Schaefer said he thinks the sign is too far away from the traffic signal, and that the "includes right turn" portion is too small a font.
Under the Mark Wandall Traffic Safety Act, those "Photo Enforced" signs have to conform to specifications adopted by Florida Department of Transportation. Turner said the city actually received an order from the department to remove a non-state issued sign on U.S. 41 within a day after the city posted it.
"They approve where it is, where it can go and what it looks like," Turner said. "Many people wanted flashing lights on our city council to warn people, but that's illegal. They wouldn't let us do that. … The state is very picky about what they allow on the sides of the roads, because they don't want to clutter the roads with something distracting.."
Under the current agreement, city officials estimate 20 cameras would generate $2.6 million annually, with the city keeping $602,721 after expenses, and the camera contractor $90,000 a month. That equates to 2,400 tickets a month, or roughly 14,400 in a six-month period, to generate $1.08 million — $540,000 for both the city and Sensys.
While Brooksvillians might disagree about the finances, most appear to be on the same page when it comes to safety.
"If it's truly about safety, I can't understand why I have constituents that tell me at Broad and Main people constantly run red lights there, and almost hit pedestrians, so why don't we have the cameras up downtown? It's the historical district," Bernardini said. "It's the historic district and they don't want all these poles and cameras around.
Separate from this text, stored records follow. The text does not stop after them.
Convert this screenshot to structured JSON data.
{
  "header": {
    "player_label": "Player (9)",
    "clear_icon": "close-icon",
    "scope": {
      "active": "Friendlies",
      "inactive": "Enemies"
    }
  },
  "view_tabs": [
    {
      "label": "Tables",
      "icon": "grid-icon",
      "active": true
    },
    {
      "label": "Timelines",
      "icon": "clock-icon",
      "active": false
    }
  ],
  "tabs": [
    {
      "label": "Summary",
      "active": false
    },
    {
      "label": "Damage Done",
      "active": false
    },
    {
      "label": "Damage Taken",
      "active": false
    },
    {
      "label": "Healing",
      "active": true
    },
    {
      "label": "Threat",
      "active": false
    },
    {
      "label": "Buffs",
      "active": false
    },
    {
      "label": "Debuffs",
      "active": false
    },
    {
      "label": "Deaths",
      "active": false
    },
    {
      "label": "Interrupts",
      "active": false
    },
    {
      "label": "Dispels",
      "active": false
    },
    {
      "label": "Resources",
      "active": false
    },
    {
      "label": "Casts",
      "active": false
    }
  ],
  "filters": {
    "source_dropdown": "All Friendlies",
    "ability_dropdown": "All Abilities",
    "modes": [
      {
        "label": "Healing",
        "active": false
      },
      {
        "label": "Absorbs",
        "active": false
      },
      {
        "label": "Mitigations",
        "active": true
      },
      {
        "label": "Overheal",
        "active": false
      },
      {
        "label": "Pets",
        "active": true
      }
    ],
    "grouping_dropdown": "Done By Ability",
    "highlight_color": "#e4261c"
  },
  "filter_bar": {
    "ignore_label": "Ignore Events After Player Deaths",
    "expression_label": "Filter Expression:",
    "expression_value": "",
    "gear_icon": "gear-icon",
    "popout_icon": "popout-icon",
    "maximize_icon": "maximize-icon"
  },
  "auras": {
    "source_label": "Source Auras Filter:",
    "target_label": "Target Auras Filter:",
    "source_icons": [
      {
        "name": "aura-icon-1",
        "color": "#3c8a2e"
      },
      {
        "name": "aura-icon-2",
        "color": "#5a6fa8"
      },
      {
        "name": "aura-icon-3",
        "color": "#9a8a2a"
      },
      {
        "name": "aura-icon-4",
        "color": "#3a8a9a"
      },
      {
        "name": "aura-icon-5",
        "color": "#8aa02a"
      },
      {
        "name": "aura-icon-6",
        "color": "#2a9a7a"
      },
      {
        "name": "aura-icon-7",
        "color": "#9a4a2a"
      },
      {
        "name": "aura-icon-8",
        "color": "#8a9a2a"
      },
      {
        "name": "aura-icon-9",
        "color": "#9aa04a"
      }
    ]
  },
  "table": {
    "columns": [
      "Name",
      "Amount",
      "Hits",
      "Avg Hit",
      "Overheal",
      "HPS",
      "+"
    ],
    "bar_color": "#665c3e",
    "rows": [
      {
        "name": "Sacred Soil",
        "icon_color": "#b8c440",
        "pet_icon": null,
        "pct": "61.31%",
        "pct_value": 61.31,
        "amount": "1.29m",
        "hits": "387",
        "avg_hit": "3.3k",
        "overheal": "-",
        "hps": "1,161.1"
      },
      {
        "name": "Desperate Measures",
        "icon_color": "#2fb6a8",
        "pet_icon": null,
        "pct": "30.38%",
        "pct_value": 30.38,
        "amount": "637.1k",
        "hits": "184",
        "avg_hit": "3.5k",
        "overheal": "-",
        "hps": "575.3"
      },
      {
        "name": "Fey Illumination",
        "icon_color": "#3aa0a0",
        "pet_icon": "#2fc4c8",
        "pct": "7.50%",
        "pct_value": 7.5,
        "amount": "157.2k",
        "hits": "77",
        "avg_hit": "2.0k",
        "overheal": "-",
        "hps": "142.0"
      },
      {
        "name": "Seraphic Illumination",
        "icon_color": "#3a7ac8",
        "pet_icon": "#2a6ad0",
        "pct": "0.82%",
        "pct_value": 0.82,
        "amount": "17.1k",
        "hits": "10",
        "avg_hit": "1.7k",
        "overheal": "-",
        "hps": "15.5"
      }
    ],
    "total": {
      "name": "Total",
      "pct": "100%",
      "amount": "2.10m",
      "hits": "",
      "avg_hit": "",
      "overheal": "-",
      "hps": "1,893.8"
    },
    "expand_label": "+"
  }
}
But if it's truly a safety issue they should have it where it's truly a danger, not just the places that'll make you money."